On Tuesday’s edition of CNN’s “The Situation Room,” former CIA officer Phil Mudd told Wolf Blitzer that ex-MI6 agent Christopher Steele’s decision to brief the Justice Department about his infamous dossier on President Donald Trump’s connections to Russia is going to end badly for him, and possibly for the rule of law.
“This will be a car wreck,” said Mudd. “Look, this isn’t about the Mueller investigation per se. It’s about the origins of the investigation and how the Department of Justice — and Attorney General Barr has talked about this repeatedly, his suspicions about how the Department of Justice originated the investigation. Obviously one of the documents was Christopher Steele, former intelligence operative, the information he uncovered about Donald Trump from Russian operatives.”
Steele’s dossier alleged a number of things that turned out to be true, like that Russia laundered intelligence they gathered on the Democratic Party through WikiLeaks and that former Trump campaign chairman Paul Manafort was involved in personally lucrative negotiations with Ukrainian oligarchs. Other parts of it are salacious and unverified, like the claim that Russian prostitutes performed urine-related sex acts for Trump and the Russian government was blackmailing him with video footage of the incident.
The dossier was not the sole source of information that prompted the FBI to open an investigation into the Trump campaign’s ties to Russia.
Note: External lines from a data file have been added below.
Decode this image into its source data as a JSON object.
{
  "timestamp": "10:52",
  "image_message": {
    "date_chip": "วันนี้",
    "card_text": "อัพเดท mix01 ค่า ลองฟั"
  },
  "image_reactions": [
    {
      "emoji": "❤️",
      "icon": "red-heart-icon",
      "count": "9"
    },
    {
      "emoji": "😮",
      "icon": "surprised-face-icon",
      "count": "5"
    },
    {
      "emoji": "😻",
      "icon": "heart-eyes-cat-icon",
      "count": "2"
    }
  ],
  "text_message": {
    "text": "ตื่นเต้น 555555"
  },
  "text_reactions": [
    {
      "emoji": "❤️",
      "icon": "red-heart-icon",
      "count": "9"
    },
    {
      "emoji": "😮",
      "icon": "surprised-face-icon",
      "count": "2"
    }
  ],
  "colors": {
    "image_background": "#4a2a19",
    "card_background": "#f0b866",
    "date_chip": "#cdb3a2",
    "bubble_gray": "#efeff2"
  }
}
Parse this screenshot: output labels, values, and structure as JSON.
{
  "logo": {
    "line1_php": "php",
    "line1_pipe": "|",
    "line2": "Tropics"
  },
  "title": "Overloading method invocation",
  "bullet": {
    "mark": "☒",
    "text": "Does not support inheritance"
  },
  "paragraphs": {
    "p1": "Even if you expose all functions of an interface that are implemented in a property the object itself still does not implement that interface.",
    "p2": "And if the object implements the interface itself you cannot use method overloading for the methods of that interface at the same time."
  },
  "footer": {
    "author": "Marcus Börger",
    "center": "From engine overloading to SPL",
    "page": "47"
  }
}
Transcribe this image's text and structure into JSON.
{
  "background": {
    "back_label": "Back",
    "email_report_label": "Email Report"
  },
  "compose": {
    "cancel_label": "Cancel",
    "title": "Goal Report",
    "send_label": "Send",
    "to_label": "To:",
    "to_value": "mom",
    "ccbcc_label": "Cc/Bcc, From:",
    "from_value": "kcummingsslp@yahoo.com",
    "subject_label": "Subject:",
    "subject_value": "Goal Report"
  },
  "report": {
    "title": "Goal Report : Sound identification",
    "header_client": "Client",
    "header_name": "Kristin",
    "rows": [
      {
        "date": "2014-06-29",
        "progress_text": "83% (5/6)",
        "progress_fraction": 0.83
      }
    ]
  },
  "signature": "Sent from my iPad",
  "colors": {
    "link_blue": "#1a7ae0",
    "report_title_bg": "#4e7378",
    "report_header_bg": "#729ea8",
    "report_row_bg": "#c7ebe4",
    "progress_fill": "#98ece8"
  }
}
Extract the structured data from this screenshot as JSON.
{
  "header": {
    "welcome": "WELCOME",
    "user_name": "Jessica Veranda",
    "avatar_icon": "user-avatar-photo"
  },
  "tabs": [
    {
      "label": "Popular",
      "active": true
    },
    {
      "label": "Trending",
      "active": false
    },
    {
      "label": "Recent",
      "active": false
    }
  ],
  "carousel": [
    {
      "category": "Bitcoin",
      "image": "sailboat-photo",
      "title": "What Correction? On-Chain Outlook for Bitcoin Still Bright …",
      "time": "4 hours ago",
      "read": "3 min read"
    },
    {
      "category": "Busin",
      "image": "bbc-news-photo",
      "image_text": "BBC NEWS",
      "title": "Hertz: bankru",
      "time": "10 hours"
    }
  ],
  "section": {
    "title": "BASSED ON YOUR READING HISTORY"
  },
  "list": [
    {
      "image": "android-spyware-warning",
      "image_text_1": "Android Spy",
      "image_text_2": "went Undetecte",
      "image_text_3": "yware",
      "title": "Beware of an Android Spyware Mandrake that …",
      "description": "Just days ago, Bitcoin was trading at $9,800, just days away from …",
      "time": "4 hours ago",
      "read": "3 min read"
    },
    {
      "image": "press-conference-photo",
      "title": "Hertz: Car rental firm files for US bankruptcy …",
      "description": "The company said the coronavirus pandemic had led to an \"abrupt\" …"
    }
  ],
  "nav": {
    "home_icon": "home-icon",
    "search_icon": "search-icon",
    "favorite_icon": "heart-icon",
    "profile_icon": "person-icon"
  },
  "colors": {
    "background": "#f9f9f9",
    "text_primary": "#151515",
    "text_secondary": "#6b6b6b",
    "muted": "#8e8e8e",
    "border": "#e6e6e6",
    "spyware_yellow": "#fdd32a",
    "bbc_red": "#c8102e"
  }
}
However, the president’s allies have long tried to use the dossier’s spottier claims as evidence that the FBI’s investigation, and the subsequent appointment of special counsel Robert Mueller, was illegitimate.
“Let me give you how this game ends,” said Mudd. “Christopher Steele shows up in front of the Department of Justice, and I’m guessing doesn’t have terrific answers for the quality of the information in that Steele dossier. I’m telling you, Wolf, this is not going to go well. I can’t believe he has perfect answers about the origins of the Steele dossier. I’m not even sure why he’s showing up. If I were him, I’d go to Disney World. I would not go to the Department of Justice, because it will not end up well.”
“The question here is not just what Steele found,” warned Mudd. “If it’s determined that Steele had a bit of questionable information, that’s fine. If it’s found that that questionable information played into, for example, the FISA warrant to look at Carter Page’s e-mails, that is a hot mess, and I think that’s where we’re headed from here.”
GOP shamed by a presidential historian for not taking impeachment seriously
Following the House Judiciary Committee's historic vote, sending two articles of impeachment against Donald Trump to the House floor, presidential historian Tim Naftali broke down why this impeachment was both important and different from previous ones.
Sitting on the panel with host Wolf Blitzer and CNN legal analyst Jeffrey Toobin, Naftali began, "Impeachment is the last best defense against those who would abuse their power. In our history, four times the Congress has turned to that tool to deal with a president that for one reason or another they felt was a challenge to the constitutional order."
‘It’s all distractions’: CNN panel obliterates GOP for totally refusing to discuss Trump’s conduct
A CNN panel on Thursday obliterated House Republicans for once again completely ignoring the substance of allegations against President Donald Trump and instead throwing out numerous distractions intended to deflect attention from the president's actions.
"It's been distractions about the Bidens, it's been distractions about conspiracy theories about Ukraine's involvement in the election," said CNN legal analyst Carrie Cordero. "Yesterday, it was distractions about FISA and FISA so-called abuse. It was distractions from Congressman Gohmert reading calls from 1943! It's been all distractions and they won't wrestle with the actual conduct."
CNN’s Jake Tapper does line-by-line fact check of Jim Jordan’s nonstop misleading statements during impeachment hearing
Host Jake Tapper did a special web fact-check for CNN.com where he looked line-by-line into Rep. Jim Jordan's (R-OH) claims about the impeachment proceedings.
He had four specific talking points that were disingenuous and outright false.
1. Jordan: "There was no quid pro quo in the transcript"
There absolutely was evidence in the summary of the transcript. Tapper began by explaining that Americans still haven't seen the full transcript or a recording of the July 25 phone call between President Donald Trump and Ukraine President Volodymyr Zelensky.
"If you read the summary of the transcript it clearly shows that after a discussion of U.S. military support for Ukraine, President Trump said the relationship is not 'reciprocal' and he asks Zelensky for 'a favor,'" Tapper said. "The favor? To investigate a conspiracy theory into the 2016 election and later in the call he says, 'one other thing,' he wants Ukraine to investigate former Vice President Joe Biden and his son Hunter."